There is no real distinction to be made between extradimensional spaces and demiplanes — they're just different words for the same thing. Per the Dungeon Master's Guide, page 68, “demiplane” is just what extradimensional spaces of notable size are conventionally called. You'll also note that DMG page 99 equivocates “demiplane” and “pocket dimension”, saying that either is large enough to serve as the exotic location for a dungeon, so there isn't a real line that can be drawn between those by size, either.
So both “demiplanes” and “pocket dimensions” are extradimensional spaces, and the difference between the two is more a matter of language being vague yet evocative: the two different words just lend nuances to describing the same thing, like how “boulder” and “rock” both mean a chunk of stone, just one suggesting greater size. The difference in the words “demiplane” and “pocket dimension” is just suggesting (vaguely) something about the size of an extradimensional space.
So given that one is just a synonym for the other — yes, a familiar's pocket dimension is an extradimensional space, and could be also called a (very small) demiplane if you wanted to.
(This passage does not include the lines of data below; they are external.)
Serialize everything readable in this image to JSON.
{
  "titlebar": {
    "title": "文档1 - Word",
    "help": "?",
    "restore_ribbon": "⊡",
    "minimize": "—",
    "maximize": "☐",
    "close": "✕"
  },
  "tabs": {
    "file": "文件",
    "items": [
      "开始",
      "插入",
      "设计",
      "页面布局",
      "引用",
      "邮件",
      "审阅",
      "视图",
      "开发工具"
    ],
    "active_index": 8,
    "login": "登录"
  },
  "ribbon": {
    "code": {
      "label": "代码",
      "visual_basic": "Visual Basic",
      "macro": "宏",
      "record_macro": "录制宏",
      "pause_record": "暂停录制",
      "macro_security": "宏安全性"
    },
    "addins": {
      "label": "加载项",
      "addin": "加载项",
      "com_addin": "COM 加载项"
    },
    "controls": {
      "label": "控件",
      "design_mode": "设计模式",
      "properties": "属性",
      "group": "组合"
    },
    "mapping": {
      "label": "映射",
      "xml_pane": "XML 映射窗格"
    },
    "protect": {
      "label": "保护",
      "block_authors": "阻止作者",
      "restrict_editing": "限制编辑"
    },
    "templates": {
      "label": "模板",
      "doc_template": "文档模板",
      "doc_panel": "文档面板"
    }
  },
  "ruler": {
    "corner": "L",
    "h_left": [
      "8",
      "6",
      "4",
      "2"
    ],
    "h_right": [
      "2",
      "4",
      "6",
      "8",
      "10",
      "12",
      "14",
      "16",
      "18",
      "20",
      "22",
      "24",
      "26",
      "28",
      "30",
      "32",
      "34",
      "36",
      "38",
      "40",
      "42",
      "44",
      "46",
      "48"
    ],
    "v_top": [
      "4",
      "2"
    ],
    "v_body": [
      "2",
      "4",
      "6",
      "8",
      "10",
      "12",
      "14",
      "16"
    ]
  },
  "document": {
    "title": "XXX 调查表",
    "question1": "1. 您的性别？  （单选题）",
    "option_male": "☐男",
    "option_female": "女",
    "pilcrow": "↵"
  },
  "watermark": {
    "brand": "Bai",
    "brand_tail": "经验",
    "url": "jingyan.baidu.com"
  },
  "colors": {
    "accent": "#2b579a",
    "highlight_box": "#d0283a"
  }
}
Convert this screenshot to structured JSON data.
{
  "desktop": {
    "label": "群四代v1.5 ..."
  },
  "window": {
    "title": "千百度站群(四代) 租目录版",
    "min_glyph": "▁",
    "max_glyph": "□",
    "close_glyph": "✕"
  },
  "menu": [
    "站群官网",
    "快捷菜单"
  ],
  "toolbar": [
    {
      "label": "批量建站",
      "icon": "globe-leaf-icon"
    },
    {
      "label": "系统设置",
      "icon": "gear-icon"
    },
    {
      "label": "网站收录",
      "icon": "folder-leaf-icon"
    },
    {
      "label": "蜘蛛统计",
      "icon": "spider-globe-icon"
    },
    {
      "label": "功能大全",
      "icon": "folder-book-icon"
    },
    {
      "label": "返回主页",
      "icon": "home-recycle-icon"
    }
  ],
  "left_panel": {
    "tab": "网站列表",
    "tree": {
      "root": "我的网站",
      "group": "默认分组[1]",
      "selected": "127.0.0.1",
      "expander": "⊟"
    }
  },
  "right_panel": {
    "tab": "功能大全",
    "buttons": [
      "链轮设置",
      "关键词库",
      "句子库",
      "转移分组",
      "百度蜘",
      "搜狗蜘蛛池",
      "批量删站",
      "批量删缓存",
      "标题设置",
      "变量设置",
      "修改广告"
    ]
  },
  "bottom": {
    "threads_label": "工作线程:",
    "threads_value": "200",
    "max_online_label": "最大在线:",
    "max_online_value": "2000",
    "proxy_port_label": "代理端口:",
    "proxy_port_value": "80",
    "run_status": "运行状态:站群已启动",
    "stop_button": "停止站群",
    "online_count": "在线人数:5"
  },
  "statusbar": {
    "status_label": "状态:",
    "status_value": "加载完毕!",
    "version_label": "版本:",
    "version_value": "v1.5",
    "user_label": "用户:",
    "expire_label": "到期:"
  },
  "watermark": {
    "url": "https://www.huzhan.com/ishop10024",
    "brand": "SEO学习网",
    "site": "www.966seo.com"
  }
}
No, the extradimensional space is not attached to the wizard in any sense. If it was, there would be very clear wording about the danger of the wizard doing things like entering portable holes or rope trick spaces. That's not something that would be accidentally left out of the description of find familiar. Given that lack, it's safe for both master and familiar to enter extradimensional spaces like demiplanes and pocket dimensions. Unlike a bag of holding, there is no portal attached to the familiar (nor is there rules text about the danger) — think of it instead as the familiar being “tuned” to that personal pocket dimension, so the magic of the spell can always “find” its home pocket dimension.